Records from a data collection:

•••

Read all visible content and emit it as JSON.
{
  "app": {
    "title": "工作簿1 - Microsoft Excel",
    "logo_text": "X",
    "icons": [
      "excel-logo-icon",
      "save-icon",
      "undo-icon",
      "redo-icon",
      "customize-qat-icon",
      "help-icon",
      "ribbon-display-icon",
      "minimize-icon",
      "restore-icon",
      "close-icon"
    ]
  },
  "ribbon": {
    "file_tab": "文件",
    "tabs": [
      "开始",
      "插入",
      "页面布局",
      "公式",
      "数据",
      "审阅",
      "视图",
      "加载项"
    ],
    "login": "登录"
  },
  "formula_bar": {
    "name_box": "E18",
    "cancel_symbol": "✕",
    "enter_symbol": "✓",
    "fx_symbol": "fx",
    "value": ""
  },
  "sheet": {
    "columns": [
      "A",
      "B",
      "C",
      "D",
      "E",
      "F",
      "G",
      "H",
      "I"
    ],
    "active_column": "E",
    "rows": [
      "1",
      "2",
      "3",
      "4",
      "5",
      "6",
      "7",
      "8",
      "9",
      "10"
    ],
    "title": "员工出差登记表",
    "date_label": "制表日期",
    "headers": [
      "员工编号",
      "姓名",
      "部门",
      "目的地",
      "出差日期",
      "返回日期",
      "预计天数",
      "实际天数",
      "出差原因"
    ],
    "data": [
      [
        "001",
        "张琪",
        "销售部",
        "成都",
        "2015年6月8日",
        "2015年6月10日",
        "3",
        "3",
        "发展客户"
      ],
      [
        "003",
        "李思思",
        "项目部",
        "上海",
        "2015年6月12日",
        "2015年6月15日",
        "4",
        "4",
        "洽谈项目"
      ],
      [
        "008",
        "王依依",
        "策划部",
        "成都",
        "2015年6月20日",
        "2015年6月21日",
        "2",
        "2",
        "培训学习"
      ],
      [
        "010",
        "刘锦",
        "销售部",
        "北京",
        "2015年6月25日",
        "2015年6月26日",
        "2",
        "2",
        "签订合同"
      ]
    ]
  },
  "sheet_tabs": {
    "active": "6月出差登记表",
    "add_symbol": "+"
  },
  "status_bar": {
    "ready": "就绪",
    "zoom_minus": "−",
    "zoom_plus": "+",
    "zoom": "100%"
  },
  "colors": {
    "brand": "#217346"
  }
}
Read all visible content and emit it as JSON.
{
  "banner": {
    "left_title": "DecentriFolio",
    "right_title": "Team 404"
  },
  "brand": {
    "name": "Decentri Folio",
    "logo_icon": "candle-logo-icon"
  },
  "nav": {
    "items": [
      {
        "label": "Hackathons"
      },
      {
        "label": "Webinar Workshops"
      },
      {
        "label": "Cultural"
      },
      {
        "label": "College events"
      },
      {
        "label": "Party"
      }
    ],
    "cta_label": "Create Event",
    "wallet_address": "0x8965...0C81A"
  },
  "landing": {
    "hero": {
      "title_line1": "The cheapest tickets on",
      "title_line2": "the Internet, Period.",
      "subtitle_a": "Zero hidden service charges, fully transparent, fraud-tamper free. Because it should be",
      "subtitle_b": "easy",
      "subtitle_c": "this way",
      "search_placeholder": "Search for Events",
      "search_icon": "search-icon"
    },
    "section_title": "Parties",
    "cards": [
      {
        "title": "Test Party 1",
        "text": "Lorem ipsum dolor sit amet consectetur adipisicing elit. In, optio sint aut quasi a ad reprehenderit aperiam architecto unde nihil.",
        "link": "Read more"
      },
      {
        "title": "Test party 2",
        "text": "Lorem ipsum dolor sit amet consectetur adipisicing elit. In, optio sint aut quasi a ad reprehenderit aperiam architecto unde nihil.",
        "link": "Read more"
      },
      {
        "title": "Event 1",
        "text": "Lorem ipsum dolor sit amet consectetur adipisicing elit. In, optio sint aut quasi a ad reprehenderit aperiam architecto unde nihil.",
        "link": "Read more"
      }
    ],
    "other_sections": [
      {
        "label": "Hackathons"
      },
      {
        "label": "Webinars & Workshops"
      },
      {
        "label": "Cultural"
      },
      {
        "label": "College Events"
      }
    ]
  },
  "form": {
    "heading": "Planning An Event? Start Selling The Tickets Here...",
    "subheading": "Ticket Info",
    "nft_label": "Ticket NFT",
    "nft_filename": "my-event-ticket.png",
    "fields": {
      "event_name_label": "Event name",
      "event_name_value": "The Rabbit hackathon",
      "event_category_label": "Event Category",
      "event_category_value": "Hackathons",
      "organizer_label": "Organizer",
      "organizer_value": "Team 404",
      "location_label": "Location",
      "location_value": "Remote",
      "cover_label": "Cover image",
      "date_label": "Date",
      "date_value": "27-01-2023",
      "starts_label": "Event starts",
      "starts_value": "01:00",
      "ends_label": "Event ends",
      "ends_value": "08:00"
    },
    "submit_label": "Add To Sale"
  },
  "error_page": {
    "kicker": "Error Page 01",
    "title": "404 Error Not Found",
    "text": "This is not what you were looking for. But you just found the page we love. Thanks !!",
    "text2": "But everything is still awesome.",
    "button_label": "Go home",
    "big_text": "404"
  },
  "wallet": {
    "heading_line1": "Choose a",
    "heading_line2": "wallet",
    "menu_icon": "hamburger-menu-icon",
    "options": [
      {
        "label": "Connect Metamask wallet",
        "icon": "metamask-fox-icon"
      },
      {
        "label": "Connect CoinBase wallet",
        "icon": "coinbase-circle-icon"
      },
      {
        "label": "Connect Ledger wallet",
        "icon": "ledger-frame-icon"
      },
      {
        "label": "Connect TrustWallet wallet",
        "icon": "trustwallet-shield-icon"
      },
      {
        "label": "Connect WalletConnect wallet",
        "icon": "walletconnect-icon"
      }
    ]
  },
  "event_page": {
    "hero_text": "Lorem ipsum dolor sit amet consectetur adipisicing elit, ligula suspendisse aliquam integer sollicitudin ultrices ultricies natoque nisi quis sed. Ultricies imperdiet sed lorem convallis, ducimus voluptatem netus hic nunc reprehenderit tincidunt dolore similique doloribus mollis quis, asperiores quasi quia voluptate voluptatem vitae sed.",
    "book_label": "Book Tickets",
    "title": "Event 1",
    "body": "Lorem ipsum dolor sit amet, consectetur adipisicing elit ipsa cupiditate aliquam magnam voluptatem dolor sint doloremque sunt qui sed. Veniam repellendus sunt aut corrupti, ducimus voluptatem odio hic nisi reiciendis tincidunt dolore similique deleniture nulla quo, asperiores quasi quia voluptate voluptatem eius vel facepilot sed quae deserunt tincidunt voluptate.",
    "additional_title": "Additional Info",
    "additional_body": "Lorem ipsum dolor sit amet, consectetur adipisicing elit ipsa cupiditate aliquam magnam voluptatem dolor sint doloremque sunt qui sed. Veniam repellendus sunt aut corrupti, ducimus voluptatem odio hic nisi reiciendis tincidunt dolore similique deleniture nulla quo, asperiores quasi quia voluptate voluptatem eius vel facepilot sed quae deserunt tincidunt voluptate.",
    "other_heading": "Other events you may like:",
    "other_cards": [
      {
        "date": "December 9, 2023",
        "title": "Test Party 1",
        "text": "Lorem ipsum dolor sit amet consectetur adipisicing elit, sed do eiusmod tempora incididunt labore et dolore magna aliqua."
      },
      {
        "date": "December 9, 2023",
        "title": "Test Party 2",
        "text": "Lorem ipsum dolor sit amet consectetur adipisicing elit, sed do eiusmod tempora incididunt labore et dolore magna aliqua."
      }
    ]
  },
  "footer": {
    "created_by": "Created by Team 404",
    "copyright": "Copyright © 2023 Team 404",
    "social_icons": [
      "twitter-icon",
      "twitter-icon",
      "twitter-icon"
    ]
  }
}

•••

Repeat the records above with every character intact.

Read all visible content and emit it as JSON.
{
  "app": {
    "title": "工作簿1 - Microsoft Excel",
    "logo_text": "X",
    "icons": [
      "excel-logo-icon",
      "save-icon",
      "undo-icon",
      "redo-icon",
      "customize-qat-icon",
      "help-icon",
      "ribbon-display-icon",
      "minimize-icon",
      "restore-icon",
      "close-icon"
    ]
  },
  "ribbon": {
    "file_tab": "文件",
    "tabs": [
      "开始",
      "插入",
      "页面布局",
      "公式",
      "数据",
      "审阅",
      "视图",
      "加载项"
    ],
    "login": "登录"
  },
  "formula_bar": {
    "name_box": "E18",
    "cancel_symbol": "✕",
    "enter_symbol": "✓",
    "fx_symbol": "fx",
    "value": ""
  },
  "sheet": {
    "columns": [
      "A",
      "B",
      "C",
      "D",
      "E",
      "F",
      "G",
      "H",
      "I"
    ],
    "active_column": "E",
    "rows": [
      "1",
      "2",
      "3",
      "4",
      "5",
      "6",
      "7",
      "8",
      "9",
      "10"
    ],
    "title": "员工出差登记表",
    "date_label": "制表日期",
    "headers": [
      "员工编号",
      "姓名",
      "部门",
      "目的地",
      "出差日期",
      "返回日期",
      "预计天数",
      "实际天数",
      "出差原因"
    ],
    "data": [
      [
        "001",
        "张琪",
        "销售部",
        "成都",
        "2015年6月8日",
        "2015年6月10日",
        "3",
        "3",
        "发展客户"
      ],
      [
        "003",
        "李思思",
        "项目部",
        "上海",
        "2015年6月12日",
        "2015年6月15日",
        "4",
        "4",
        "洽谈项目"
      ],
      [
        "008",
        "王依依",
        "策划部",
        "成都",
        "2015年6月20日",
        "2015年6月21日",
        "2",
        "2",
        "培训学习"
      ],
      [
        "010",
        "刘锦",
        "销售部",
        "北京",
        "2015年6月25日",
        "2015年6月26日",
        "2",
        "2",
        "签订合同"
      ]
    ]
  },
  "sheet_tabs": {
    "active": "6月出差登记表",
    "add_symbol": "+"
  },
  "status_bar": {
    "ready": "就绪",
    "zoom_minus": "−",
    "zoom_plus": "+",
    "zoom": "100%"
  },
  "colors": {
    "brand": "#217346"
  }
}
Read all visible content and emit it as JSON.
{
  "banner": {
    "left_title": "DecentriFolio",
    "right_title": "Team 404"
  },
  "brand": {
    "name": "Decentri Folio",
    "logo_icon": "candle-logo-icon"
  },
  "nav": {
    "items": [
      {
        "label": "Hackathons"
      },
      {
        "label": "Webinar Workshops"
      },
      {
        "label": "Cultural"
      },
      {
        "label": "College events"
      },
      {
        "label": "Party"
      }
    ],
    "cta_label": "Create Event",
    "wallet_address": "0x8965...0C81A"
  },
  "landing": {
    "hero": {
      "title_line1": "The cheapest tickets on",
      "title_line2": "the Internet, Period.",
      "subtitle_a": "Zero hidden service charges, fully transparent, fraud-tamper free. Because it should be",
      "subtitle_b": "easy",
      "subtitle_c": "this way",
      "search_placeholder": "Search for Events",
      "search_icon": "search-icon"
    },
    "section_title": "Parties",
    "cards": [
      {
        "title": "Test Party 1",
        "text": "Lorem ipsum dolor sit amet consectetur adipisicing elit. In, optio sint aut quasi a ad reprehenderit aperiam architecto unde nihil.",
        "link": "Read more"
      },
      {
        "title": "Test party 2",
        "text": "Lorem ipsum dolor sit amet consectetur adipisicing elit. In, optio sint aut quasi a ad reprehenderit aperiam architecto unde nihil.",
        "link": "Read more"
      },
      {
        "title": "Event 1",
        "text": "Lorem ipsum dolor sit amet consectetur adipisicing elit. In, optio sint aut quasi a ad reprehenderit aperiam architecto unde nihil.",
        "link": "Read more"
      }
    ],
    "other_sections": [
      {
        "label": "Hackathons"
      },
      {
        "label": "Webinars & Workshops"
      },
      {
        "label": "Cultural"
      },
      {
        "label": "College Events"
      }
    ]
  },
  "form": {
    "heading": "Planning An Event? Start Selling The Tickets Here...",
    "subheading": "Ticket Info",
    "nft_label": "Ticket NFT",
    "nft_filename": "my-event-ticket.png",
    "fields": {
      "event_name_label": "Event name",
      "event_name_value": "The Rabbit hackathon",
      "event_category_label": "Event Category",
      "event_category_value": "Hackathons",
      "organizer_label": "Organizer",
      "organizer_value": "Team 404",
      "location_label": "Location",
      "location_value": "Remote",
      "cover_label": "Cover image",
      "date_label": "Date",
      "date_value": "27-01-2023",
      "starts_label": "Event starts",
      "starts_value": "01:00",
      "ends_label": "Event ends",
      "ends_value": "08:00"
    },
    "submit_label": "Add To Sale"
  },
  "error_page": {
    "kicker": "Error Page 01",
    "title": "404 Error Not Found",
    "text": "This is not what you were looking for. But you just found the page we love. Thanks !!",
    "text2": "But everything is still awesome.",
    "button_label": "Go home",
    "big_text": "404"
  },
  "wallet": {
    "heading_line1": "Choose a",
    "heading_line2": "wallet",
    "menu_icon": "hamburger-menu-icon",
    "options": [
      {
        "label": "Connect Metamask wallet",
        "icon": "metamask-fox-icon"
      },
      {
        "label": "Connect CoinBase wallet",
        "icon": "coinbase-circle-icon"
      },
      {
        "label": "Connect Ledger wallet",
        "icon": "ledger-frame-icon"
      },
      {
        "label": "Connect TrustWallet wallet",
        "icon": "trustwallet-shield-icon"
      },
      {
        "label": "Connect WalletConnect wallet",
        "icon": "walletconnect-icon"
      }
    ]
  },
  "event_page": {
    "hero_text": "Lorem ipsum dolor sit amet consectetur adipisicing elit, ligula suspendisse aliquam integer sollicitudin ultrices ultricies natoque nisi quis sed. Ultricies imperdiet sed lorem convallis, ducimus voluptatem netus hic nunc reprehenderit tincidunt dolore similique doloribus mollis quis, asperiores quasi quia voluptate voluptatem vitae sed.",
    "book_label": "Book Tickets",
    "title": "Event 1",
    "body": "Lorem ipsum dolor sit amet, consectetur adipisicing elit ipsa cupiditate aliquam magnam voluptatem dolor sint doloremque sunt qui sed. Veniam repellendus sunt aut corrupti, ducimus voluptatem odio hic nisi reiciendis tincidunt dolore similique deleniture nulla quo, asperiores quasi quia voluptate voluptatem eius vel facepilot sed quae deserunt tincidunt voluptate.",
    "additional_title": "Additional Info",
    "additional_body": "Lorem ipsum dolor sit amet, consectetur adipisicing elit ipsa cupiditate aliquam magnam voluptatem dolor sint doloremque sunt qui sed. Veniam repellendus sunt aut corrupti, ducimus voluptatem odio hic nisi reiciendis tincidunt dolore similique deleniture nulla quo, asperiores quasi quia voluptate voluptatem eius vel facepilot sed quae deserunt tincidunt voluptate.",
    "other_heading": "Other events you may like:",
    "other_cards": [
      {
        "date": "December 9, 2023",
        "title": "Test Party 1",
        "text": "Lorem ipsum dolor sit amet consectetur adipisicing elit, sed do eiusmod tempora incididunt labore et dolore magna aliqua."
      },
      {
        "date": "December 9, 2023",
        "title": "Test Party 2",
        "text": "Lorem ipsum dolor sit amet consectetur adipisicing elit, sed do eiusmod tempora incididunt labore et dolore magna aliqua."
      }
    ]
  },
  "footer": {
    "created_by": "Created by Team 404",
    "copyright": "Copyright © 2023 Team 404",
    "social_icons": [
      "twitter-icon",
      "twitter-icon",
      "twitter-icon"
    ]
  }
}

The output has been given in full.